• The SCR battery is a contoured, rechargeable battery that will allow the Soldier to be more agile in the battlefield. It powers integrated Soldier systems and sensors for 24-hours without needing to be replaced or recharged, and when used in conjunction with a fuel cell, the battery can support missions up to 72 hours before needing to be recharged.

    SCR battery

    The SCR battery is a contoured, rechargeable battery that will allow the Soldier to be more agile in the battlefield. It powers integrated Soldier systems and sensors for 24-hours without needing to be replaced or recharged, and when used in...

  • Maj. Joe Vargas, an analyst with the TRADOC Analysis Center Monterey, holds an SCR battery. The SCR battery design allows for easier execution of typical ground combat maneuvers and frees up more space on the load-bearing vest for other items.

    Contoured design

    Maj. Joe Vargas, an analyst with the TRADOC Analysis Center Monterey, holds an SCR battery. The SCR battery design allows for easier execution of typical ground combat maneuvers and frees up more space on the load-bearing vest for other items.

FORT MONMOUTH, N.J. -- The U.S. Army is leveraging its annual C4ISR integrated capabilities event at Fort Dix to assess a contoured, rechargeable battery that will allow the Soldier to be more agile in the battlefield.

"The Soldier Conformal Rechargeable battery has a thin profile designed to match the contour of the Soldier's ballistic protective plate. It powers integrated Soldier systems and sensors for 24-hours without needing to be replaced or recharged," said George Au, an engineer in the Army Power division of the U.S. Army Communications-Electronics Research, Development and Engineering Center - or CERDEC.

When used in conjunction with a fuel cell, the battery can support missions up to 72 hours before needing to be recharged, Au said.

The SCR battery is part of the Dismounted Soldier Power effort, a joint Army Technology Objective, or ATO, shared by three organizations within the U.S. Army Research, Development and Engineering Command: CERDEC, the Army Research Laboratory and the Natick Soldier Research, Development and Engineering Center, or NSRDEC.

The ATO seeks to provide energy independence on the battlefield while reducing the weight of the Soldier's load, increasing his mobility and extending mission times.

The importance of the SCR battery lies in its design, which allows for easier execution of typical ground combat maneuvers, said Frank Ashe, an engineer with NSRDEC.

"It allows faster entry and egress through small openings, and it improves Soldier balance since center of mass has been brought closer to the torso. It also frees up more real estate on the load-bearing vest for other items," Ashe said.
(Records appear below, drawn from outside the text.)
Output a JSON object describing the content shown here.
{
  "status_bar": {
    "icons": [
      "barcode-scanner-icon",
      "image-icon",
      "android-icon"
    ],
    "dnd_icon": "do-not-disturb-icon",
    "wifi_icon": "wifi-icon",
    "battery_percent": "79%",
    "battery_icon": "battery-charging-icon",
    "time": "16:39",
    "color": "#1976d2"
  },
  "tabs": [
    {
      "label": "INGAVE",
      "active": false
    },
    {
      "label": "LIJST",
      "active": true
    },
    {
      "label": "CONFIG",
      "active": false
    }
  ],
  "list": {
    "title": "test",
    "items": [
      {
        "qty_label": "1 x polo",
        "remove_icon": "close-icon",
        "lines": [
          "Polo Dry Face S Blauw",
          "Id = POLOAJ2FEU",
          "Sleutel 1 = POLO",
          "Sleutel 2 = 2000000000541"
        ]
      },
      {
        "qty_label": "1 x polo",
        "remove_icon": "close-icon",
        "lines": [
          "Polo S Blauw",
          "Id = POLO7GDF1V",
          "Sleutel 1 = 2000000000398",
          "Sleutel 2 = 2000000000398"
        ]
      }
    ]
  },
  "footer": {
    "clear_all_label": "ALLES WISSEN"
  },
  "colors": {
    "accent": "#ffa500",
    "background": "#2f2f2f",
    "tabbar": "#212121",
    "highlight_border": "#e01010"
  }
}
In addition to assessing safety, durability, reliability and software compatibility, RDECOM is looking to integrate the SCR battery with NSRDEC Soldier Domain Technologies during Command, Control, Communications, Computers, Intelligence, Surveillance and Reconnaissance On-the-Move Event 2010, or C4ISR OTM E10.

This is the third year that SCR batteries have been brought to C4ISR OTM for assessment, and the final year prior to its scheduled transition to Product Manager Soldier.

"C4ISR OTM gives our technologies, power included, a venue to properly test and demonstrate the technology readiness of the product in a relevant field environment," Ashe said.

C4ISR OTM is a research and development program within CERDEC that evaluates the technical applications and maturity for emerging networking, sensors and C4ISR-enabling platforms on a year-round basis. It provides science, technology and engineering support to mitigate risk for Army Technology Objectives and supports milestone decisions for programs of record.

C4ISR OTM Event 2010 is aligned with the Army Network Modernization strategy and is exploring leap-ahead capabilities that can augment and enhance the foundation of network modernization while identifying technology acceleration opportunities into the current force.

Power source assessments like the SCR fall in line with the overarching objectives of C4ISR OTM E10, said Jason Sypniewski, chief of the C4ISR OTM Integrated Event, Design and Analysis branch.

"One of our objectives is to support Department of Army ATO guidance in power and energy - especially as it pertains to the system-of-systems construct. A system-of-systems architecture consists of various C4ISR systems that need to interact reliably and consistently, so it's important to have a robust power source. Increased 'up time' in a system-of-systems equates to sustained continuity of operations," Sypniewski said.

"Weight and agility are key variables that need to be assessed within a system-of-systems because the architecture spans all echelons, from the Joint Task Force down to the tactical edge. Improvements in these areas are paramount to enabling the Soldier to effectively and efficiently execute the mission," Sypniewski said.

The SRC battery assessments at C4ISR OTM will conclude at the end of July, and a Limited User Test is scheduled for November. C4ISR OTM E10 is scheduled to continue execution through Sept. 2, at Fort Dix, N.J.

To learn more about C4ISR OTM, visit http://bit.ly/agO7nR or contact CERDEC Public Affairs, (732) 427-1594. Be sure to follow CERDEC on Twitter and Facebook for more information concerning events taking place throughout C4ISR OTM E10.

Page last updated Mon July 26th, 2010 at 11:05